**Requirement**: Whenever a line in the material below contains "field", copy that line.
--- Data supplied Enclosed Below ---
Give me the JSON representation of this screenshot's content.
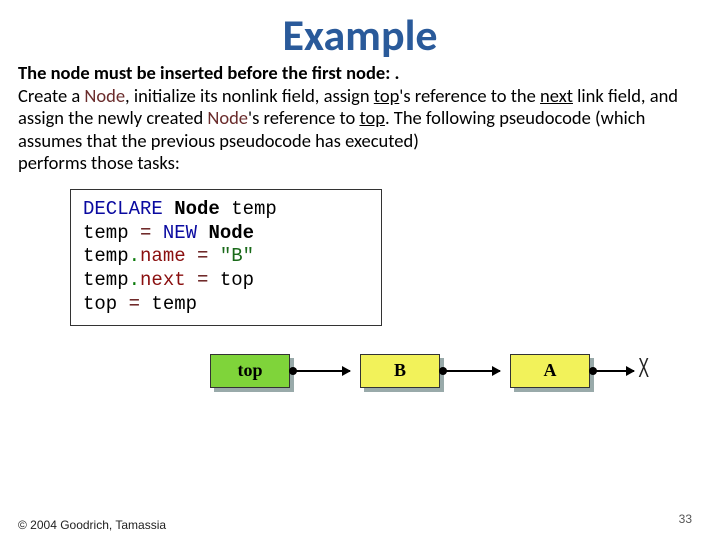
{
  "title": "Example",
  "para": {
    "lead": "The node must be inserted before the first node: .",
    "t1": "Create a ",
    "noun1": "Node",
    "t2": ", initialize its nonlink field, assign ",
    "top1": "top",
    "t3": "'s reference to the ",
    "next1": "next",
    "t4": " link field,  and assign the newly created ",
    "noun2": "Node",
    "t5": "'s reference to ",
    "top2": "top",
    "t6": ". The following pseudocode (which assumes that the previous pseudocode has executed)",
    "t7": " performs those tasks:"
  },
  "code": {
    "l1a": "DECLARE ",
    "l1b": "Node",
    "l1c": " temp",
    "l2a": "temp ",
    "l2b": "=",
    "l2c": " NEW ",
    "l2d": "Node",
    "l3a": "temp",
    "l3b": ".",
    "l3c": "name ",
    "l3d": "=",
    "l3e": " \"B\"",
    "l4a": "temp",
    "l4b": ".",
    "l4c": "next ",
    "l4d": "=",
    "l4e": " top",
    "l5a": " top ",
    "l5b": "=",
    "l5c": " temp"
  },
  "diagram": {
    "top": "top",
    "b": "B",
    "a": "A",
    "x": "X"
  },
  "footer": {
    "copyright": "© 2004 Goodrich, Tamassia",
    "page": "33"
  }
}
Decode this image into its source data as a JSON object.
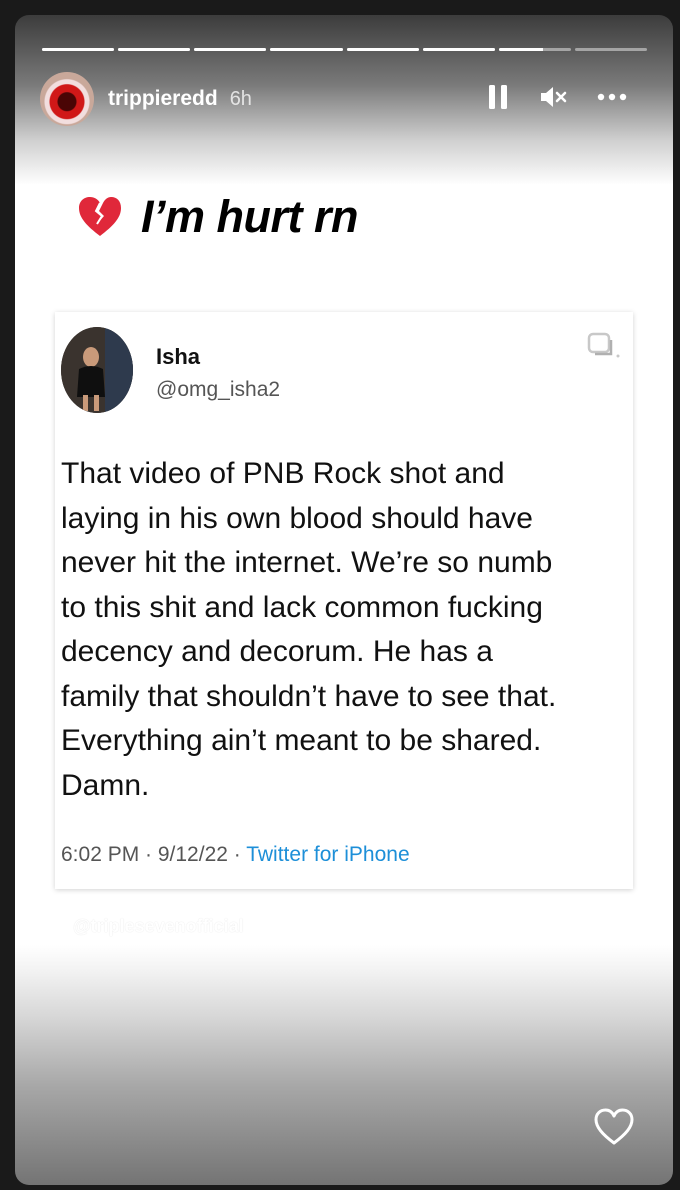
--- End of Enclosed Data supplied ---
**Answer to this exercise**:
    "t2": ", initialize its nonlink field, assign ",
    "t4": " link field,  and assign the newly created ",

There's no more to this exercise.